## WHAT YOU ARE ASKED TO DO
Your task is to copy each line of the records that includes the string "information".

## STUDY MATERIAL

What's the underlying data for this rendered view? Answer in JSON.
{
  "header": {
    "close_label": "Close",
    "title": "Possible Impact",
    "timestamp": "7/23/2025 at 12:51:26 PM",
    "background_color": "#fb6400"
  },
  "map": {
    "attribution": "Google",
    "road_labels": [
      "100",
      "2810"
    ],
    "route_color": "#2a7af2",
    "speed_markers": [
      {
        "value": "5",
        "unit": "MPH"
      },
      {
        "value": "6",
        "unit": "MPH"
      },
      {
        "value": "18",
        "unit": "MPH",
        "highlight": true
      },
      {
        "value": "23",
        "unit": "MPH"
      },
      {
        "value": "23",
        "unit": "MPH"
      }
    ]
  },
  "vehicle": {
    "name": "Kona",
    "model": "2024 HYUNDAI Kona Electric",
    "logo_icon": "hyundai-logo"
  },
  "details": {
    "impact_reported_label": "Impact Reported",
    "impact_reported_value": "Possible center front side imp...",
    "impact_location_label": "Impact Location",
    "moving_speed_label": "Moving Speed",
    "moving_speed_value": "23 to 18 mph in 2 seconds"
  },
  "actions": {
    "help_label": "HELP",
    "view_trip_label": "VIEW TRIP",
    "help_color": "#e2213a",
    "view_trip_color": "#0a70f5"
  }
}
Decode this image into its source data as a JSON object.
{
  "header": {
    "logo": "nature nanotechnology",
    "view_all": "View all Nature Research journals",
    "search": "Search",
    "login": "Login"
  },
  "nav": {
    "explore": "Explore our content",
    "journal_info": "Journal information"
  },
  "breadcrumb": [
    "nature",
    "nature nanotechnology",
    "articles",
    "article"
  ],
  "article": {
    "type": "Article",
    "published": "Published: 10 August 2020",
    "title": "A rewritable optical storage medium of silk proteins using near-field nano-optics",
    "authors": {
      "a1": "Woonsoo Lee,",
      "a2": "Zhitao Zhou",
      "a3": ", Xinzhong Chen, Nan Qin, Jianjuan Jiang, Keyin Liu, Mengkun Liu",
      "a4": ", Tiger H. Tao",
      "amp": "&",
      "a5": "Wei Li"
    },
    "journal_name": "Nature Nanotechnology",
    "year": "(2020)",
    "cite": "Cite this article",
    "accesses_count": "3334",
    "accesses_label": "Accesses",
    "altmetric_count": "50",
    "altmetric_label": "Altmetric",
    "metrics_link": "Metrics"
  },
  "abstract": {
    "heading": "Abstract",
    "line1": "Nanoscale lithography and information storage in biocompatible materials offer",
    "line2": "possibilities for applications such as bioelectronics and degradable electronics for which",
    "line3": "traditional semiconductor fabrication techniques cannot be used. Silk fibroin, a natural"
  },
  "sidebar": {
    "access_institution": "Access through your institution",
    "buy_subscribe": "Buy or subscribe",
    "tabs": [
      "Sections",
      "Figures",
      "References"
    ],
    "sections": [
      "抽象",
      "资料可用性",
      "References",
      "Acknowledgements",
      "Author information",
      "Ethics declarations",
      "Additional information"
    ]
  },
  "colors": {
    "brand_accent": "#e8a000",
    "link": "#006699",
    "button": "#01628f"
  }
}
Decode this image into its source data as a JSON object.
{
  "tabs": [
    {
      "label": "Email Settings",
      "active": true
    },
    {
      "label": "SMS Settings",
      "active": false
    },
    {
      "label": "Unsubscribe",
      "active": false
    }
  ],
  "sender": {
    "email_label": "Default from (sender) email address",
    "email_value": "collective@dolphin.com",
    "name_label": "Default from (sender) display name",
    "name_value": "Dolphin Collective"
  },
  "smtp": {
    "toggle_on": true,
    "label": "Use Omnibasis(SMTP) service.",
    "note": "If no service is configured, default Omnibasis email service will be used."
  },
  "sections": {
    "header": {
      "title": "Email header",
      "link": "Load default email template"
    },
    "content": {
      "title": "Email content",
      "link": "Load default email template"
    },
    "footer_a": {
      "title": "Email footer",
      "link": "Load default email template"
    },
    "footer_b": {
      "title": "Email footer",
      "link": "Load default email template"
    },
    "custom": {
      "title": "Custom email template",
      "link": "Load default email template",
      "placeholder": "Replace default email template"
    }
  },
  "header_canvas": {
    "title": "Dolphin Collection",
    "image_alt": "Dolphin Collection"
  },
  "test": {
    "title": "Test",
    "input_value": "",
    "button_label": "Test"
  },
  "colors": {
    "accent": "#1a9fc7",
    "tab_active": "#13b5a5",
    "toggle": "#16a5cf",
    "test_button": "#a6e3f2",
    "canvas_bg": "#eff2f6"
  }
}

## SOLUTION TO THE EXERCISE
    "journal_info": "Journal information"
    "line1": "Nanoscale lithography and information storage in biocompatible materials offer",
      "Author information",
      "Additional information"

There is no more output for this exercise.